New Scientist has a new angle on the Little Ice Age, asking: ‘Can Martian holes give climate clues?’
Digging a hole on another world may settle a nagging question about Earth’s climate.
From about 1300 to 1870, much of the Earth is thought to have endured a long cold snap dubbed the Little Ice Age. If such a freeze occurred, it is usually blamed on a dip in solar activity, but there are other suspects such as volcanoes.
If the sun was responsible, we should see evidence of it across the solar system, says Ralph Lorenz of the Johns Hopkins University Applied Physics Lab in Laurel, Maryland. To settle the debate, he suggests digging a hole on Mars to see if it, too, had an ice age around that time.
Temperature changes spread downward through ice and soil, so a borehole will contain clues about past climate. The ice sheet in Greenland contains evidence of the Little Ice Age at a depth of about 60 metres, for instance.
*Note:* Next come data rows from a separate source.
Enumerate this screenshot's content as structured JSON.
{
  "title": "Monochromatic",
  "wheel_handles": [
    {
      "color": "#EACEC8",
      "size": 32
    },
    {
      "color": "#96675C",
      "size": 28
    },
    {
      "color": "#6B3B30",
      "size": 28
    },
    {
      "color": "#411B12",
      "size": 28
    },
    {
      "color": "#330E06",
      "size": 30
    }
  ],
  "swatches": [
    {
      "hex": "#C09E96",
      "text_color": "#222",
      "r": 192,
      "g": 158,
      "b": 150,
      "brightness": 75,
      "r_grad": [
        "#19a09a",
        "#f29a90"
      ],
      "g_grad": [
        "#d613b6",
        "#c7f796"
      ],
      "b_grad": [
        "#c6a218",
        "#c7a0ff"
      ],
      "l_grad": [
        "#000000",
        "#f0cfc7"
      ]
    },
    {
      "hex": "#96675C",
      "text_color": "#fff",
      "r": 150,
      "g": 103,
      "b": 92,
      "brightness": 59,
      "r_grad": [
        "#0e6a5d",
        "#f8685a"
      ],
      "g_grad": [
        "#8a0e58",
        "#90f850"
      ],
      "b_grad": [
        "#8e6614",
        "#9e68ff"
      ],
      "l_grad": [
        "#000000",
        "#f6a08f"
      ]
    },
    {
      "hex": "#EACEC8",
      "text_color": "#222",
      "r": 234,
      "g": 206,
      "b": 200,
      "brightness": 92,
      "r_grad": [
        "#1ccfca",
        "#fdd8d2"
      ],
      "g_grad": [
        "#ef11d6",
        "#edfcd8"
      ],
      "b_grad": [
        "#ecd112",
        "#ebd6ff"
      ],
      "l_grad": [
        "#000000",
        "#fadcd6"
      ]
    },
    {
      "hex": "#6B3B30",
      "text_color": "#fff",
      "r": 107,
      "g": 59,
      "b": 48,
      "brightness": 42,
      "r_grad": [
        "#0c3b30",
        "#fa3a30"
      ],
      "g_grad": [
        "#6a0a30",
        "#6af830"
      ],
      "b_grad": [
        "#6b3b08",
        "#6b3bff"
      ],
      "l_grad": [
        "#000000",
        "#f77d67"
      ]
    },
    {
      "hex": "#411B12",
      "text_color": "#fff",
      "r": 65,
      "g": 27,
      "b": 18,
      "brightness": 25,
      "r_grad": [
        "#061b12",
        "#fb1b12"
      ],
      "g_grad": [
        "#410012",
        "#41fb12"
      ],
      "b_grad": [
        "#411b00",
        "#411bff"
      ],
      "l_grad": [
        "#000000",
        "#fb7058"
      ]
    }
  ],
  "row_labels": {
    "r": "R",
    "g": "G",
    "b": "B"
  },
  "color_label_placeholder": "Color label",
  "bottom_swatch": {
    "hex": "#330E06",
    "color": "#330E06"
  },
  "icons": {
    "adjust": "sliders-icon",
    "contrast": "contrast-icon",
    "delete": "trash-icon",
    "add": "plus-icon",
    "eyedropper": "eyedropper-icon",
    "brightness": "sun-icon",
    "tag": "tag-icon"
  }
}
“There is a clear signal of the Little Ice Age there,” Lorenz says. “As the surface temperature goes up and down, a thermal wave propagates downward. So the deep interior has a muted memory of it.”
Full report here.